Web page and app entries
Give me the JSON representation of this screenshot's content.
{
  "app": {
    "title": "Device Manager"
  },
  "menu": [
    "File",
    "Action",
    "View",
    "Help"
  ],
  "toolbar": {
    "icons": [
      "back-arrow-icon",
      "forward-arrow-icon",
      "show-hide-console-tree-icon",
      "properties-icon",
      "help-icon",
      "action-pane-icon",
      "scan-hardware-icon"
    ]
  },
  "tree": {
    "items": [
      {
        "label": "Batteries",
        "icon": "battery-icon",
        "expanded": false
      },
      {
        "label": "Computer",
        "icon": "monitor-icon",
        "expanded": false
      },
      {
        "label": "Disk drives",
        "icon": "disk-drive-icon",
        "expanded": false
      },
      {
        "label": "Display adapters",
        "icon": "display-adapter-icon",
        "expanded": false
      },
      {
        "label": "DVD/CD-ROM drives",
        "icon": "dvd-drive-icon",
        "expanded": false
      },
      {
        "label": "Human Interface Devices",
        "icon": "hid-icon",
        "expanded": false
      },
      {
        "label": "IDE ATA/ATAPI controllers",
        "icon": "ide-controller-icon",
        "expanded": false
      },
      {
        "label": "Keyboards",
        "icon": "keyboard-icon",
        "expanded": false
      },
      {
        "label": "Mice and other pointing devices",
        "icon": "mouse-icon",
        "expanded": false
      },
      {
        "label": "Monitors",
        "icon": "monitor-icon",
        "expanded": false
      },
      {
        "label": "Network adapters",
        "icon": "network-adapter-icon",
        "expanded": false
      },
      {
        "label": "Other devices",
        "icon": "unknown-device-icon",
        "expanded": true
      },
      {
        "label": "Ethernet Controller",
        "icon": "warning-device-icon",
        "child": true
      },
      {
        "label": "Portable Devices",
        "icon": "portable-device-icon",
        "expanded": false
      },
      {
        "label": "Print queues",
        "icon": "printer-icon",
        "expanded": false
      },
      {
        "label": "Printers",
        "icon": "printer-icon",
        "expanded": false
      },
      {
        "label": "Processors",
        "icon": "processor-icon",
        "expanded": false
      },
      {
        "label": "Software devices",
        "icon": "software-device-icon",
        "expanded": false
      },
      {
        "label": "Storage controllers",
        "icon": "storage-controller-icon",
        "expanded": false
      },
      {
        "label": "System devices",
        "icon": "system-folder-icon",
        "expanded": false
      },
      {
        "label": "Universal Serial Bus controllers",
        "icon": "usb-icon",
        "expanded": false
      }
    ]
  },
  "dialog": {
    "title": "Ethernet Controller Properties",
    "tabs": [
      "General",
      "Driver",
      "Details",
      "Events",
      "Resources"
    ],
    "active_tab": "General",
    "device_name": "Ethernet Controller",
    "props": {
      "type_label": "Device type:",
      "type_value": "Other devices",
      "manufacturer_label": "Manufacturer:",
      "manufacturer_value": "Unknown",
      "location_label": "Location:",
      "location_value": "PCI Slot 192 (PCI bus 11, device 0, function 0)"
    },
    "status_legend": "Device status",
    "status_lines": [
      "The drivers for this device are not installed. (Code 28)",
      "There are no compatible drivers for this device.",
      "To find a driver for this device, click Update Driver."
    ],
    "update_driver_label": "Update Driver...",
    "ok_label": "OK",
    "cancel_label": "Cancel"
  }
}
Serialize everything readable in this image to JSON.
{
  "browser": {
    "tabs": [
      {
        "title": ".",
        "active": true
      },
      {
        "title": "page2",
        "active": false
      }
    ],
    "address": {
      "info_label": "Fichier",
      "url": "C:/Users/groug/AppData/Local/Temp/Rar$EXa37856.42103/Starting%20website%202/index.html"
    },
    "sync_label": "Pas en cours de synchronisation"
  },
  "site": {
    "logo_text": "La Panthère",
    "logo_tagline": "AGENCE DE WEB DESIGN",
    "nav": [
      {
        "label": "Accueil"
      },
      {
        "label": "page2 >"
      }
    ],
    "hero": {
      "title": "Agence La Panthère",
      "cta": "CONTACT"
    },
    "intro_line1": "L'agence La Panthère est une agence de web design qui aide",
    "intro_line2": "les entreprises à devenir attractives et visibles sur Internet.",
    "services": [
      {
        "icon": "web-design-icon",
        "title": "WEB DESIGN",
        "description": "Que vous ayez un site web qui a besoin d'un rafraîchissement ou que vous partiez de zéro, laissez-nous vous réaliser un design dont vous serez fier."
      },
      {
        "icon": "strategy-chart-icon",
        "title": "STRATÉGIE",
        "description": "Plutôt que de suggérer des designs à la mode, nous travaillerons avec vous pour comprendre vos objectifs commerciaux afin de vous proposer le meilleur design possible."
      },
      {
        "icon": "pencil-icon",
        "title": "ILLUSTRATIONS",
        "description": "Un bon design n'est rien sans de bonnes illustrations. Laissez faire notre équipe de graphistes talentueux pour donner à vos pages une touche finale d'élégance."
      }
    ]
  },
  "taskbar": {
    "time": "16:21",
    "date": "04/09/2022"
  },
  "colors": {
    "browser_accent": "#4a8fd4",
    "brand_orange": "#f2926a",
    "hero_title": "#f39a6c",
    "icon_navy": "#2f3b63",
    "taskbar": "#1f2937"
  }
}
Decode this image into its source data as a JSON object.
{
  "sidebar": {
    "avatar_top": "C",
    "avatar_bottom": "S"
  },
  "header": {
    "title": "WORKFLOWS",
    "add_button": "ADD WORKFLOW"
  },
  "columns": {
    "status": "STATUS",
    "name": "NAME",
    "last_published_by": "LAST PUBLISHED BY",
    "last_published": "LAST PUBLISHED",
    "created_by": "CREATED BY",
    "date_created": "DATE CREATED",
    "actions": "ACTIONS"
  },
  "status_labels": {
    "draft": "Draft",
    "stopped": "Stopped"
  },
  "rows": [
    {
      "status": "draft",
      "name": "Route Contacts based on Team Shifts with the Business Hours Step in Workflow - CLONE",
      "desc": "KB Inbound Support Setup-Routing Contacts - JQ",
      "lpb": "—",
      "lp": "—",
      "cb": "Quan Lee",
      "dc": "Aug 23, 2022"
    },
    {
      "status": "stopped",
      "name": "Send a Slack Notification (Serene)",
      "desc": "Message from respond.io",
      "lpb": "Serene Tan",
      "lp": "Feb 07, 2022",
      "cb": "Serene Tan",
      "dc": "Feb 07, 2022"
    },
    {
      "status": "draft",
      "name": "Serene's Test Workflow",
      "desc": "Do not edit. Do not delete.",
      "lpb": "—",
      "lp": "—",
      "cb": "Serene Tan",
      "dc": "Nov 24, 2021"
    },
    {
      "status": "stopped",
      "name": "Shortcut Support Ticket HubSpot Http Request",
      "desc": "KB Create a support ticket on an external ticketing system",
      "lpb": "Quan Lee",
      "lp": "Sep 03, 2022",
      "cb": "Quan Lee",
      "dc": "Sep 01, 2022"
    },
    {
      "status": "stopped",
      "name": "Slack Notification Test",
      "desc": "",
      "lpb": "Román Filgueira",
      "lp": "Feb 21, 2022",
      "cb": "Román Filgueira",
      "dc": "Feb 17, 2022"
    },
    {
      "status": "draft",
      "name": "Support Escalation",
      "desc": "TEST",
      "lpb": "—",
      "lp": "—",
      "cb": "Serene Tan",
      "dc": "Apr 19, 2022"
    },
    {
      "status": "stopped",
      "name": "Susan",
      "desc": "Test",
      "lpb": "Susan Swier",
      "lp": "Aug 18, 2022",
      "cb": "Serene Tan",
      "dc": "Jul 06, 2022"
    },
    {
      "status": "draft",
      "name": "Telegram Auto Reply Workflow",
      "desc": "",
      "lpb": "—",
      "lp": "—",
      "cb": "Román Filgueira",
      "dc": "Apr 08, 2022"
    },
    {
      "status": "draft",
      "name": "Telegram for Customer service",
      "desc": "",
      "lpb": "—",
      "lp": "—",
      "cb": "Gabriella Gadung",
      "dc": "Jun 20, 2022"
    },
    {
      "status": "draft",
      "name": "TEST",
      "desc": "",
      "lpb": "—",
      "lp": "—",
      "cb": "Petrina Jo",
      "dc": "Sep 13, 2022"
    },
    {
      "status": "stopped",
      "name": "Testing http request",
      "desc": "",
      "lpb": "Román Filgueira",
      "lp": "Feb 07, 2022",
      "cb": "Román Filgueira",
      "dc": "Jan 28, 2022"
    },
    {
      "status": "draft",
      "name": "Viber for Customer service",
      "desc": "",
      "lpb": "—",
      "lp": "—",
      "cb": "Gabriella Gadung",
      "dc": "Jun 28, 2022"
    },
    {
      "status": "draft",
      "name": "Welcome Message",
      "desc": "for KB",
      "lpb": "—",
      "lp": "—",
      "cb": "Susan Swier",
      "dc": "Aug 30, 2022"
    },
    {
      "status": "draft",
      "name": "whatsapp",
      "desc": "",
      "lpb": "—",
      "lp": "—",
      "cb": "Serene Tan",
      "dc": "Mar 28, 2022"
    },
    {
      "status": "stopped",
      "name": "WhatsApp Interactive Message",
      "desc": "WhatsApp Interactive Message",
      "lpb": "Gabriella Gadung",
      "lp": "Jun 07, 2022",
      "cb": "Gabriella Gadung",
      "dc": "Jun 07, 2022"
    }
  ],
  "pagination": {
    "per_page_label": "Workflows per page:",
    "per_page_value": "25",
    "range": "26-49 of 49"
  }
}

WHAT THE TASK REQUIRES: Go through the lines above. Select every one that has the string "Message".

ANSWER BOX:
      "desc": "Message from respond.io",
      "name": "Welcome Message",
      "name": "WhatsApp Interactive Message",
      "desc": "WhatsApp Interactive Message",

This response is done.